This special series highlights Beck's Practical Farm Research program conducted over multiple locations and multiple states to add profitability for growers.
Failure to sustain phosphorus (P) and potassium (K) levels will result in "overdraft" fees of lower yields and weaker plant health. No one likes surprises that hit the pocketbook. "Even if you aren't surprised, no one wants to pay an extra fee," notes Eric Wilson, Northeast Iowa Field Agronomist for Beck's. "Yet, many corn and soybean farmers are paying such a fee."
That fee is in the form of lost yields or additional costs from low soil-test levels of P and K. "Of all the factors that influence final yield, base fertility is the most important factor the farmer can control," says Wilson. "Much like a slow-moving train headed for a cliff, if we don't maintain base fertility, yields will eventually drop and they'll drop hard and fast."
Wilson sees that train already rolling in some fields–racking up "overdraft fees" for farmers. One of the first places you'll see the impact of low soil K levels is in corn standability, he notes. "Potassium is essential for cell wall structure, stress signaling and overall plant health. In corn, adequate levels of K fertility are critical for stalk integrity, nitrogen use efficiency and the plant's ability to stave off foliar disease," says Wilson.
"Corn plants short of K for grain fill will cannibalize their stalks and leaves for K," he continues. "This ability to cannibalize stalks helps produce ears, but will also contribute to down corn and ears that don't end up in the combine."
Low K levels also impact the effectiveness of nitrogen applications. Wilson explains that nitrogen and K are closely linked. "If your soils are short on K, you will probably have to apply more nitrogen to get the result you want."
Low soil K levels can also impact soybean profitability–not only in yield, but also in the form of extra fungicide applications. Wilson cites a recent Iowa State University study finding that the incidence of soybean diseases tends to drop off as soil test levels of K increase to optimum levels. "If a plant is well fed, it's more likely to be healthy," says Wilson. "If we're coming up short on fertility on our soybean crop, you could make the argument that maybe fungicide applications are covering for a lack of fertility."
Wilson sees the problem of declining soil P and K levels the result of increasing yields and more expensive fertilizer. Corn and soybean crops are removing more P, K and other nutrients from the soil as yields increase. However, many farmers aren't responding by maintaining their base fertility (see chart).
Wilson understands farmers can only apply what they can afford. "Nevertheless, it's more important than ever to understand the importance of maintaining base fertility to avoid 'overdraft fees' and set themselves up for long-term success."

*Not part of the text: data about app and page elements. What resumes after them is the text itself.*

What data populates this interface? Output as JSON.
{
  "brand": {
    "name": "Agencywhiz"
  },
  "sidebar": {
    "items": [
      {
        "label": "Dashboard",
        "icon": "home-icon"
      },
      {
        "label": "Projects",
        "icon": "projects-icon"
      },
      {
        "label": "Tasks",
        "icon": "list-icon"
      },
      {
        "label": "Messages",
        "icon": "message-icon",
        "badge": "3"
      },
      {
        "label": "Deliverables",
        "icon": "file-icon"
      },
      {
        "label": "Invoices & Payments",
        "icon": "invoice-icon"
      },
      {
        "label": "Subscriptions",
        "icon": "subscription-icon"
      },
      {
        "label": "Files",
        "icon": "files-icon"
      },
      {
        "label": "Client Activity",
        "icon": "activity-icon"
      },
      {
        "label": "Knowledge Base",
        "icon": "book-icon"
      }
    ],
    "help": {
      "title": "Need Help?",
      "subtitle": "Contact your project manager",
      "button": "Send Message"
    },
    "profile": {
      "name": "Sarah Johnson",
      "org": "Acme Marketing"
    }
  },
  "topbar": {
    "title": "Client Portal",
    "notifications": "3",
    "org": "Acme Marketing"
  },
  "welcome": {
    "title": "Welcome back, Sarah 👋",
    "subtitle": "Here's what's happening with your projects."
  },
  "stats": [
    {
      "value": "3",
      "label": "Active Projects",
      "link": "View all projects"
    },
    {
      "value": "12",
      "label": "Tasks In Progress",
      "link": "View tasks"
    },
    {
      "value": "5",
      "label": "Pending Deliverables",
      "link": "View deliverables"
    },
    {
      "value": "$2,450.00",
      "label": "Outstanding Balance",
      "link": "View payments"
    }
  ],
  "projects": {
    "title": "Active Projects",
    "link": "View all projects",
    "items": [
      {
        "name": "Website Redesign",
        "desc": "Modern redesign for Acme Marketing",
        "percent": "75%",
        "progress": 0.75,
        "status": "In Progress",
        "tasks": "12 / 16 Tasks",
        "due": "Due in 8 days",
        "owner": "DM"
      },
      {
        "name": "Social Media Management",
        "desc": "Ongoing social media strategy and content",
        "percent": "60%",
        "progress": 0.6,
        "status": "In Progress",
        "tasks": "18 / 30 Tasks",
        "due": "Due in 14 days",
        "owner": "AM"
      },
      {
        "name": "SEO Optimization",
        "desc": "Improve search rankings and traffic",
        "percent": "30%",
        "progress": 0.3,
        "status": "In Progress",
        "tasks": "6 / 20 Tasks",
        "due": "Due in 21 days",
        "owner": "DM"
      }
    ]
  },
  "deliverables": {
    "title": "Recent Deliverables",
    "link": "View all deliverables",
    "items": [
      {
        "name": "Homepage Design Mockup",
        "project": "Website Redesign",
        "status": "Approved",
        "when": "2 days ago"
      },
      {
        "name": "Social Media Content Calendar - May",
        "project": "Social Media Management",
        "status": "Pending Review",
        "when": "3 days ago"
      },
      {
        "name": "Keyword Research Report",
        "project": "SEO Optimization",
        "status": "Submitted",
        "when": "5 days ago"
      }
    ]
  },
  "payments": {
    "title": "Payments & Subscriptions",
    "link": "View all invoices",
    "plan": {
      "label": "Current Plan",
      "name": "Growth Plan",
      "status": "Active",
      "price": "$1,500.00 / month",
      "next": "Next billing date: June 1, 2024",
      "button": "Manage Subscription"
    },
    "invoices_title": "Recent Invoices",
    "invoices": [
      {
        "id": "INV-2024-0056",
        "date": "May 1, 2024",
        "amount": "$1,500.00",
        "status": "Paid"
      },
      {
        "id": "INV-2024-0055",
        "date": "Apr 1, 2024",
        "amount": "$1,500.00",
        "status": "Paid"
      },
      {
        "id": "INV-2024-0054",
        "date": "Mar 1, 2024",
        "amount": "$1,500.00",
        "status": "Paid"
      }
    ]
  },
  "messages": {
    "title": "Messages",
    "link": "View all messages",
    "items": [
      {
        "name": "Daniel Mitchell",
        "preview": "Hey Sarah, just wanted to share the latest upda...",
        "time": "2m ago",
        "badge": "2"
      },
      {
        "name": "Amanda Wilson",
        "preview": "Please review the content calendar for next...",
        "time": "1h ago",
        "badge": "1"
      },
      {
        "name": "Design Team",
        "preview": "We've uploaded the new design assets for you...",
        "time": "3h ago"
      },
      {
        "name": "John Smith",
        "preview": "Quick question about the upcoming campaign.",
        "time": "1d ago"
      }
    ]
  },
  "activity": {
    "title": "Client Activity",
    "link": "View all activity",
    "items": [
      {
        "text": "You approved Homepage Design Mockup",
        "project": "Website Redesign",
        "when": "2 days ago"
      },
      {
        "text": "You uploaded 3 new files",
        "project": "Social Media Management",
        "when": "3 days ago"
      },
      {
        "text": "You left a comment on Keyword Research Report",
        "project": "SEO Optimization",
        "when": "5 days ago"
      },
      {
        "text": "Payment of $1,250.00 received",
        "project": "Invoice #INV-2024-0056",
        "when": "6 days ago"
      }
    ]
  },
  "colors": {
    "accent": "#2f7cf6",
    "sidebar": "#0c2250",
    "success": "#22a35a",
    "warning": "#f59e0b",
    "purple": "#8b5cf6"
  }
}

The most valuable first step toward ideal fertilizer management is regimented soil tests. "If you're not soil testing, you really have no idea what's going on in your fields," he explains. Soil test information can help identify places where fertilizer costs can be reduced and redistributed to areas of greater need.
Wilson adds, "If money is tight, rather than having all your acres soil sampled every four years, consider spreading out the costs by having a fourth of the acreage sampled each year.
"While ideally you will want to over apply P and K to build a buffer in your soils, if your budget doesn't allow for this, at minimum, you've got to put back what your crop took off.
"With lower grain prices and higher input costs, it's more critical now than ever to avoid as many surprise 'overdraft fees' as possible," says Wilson.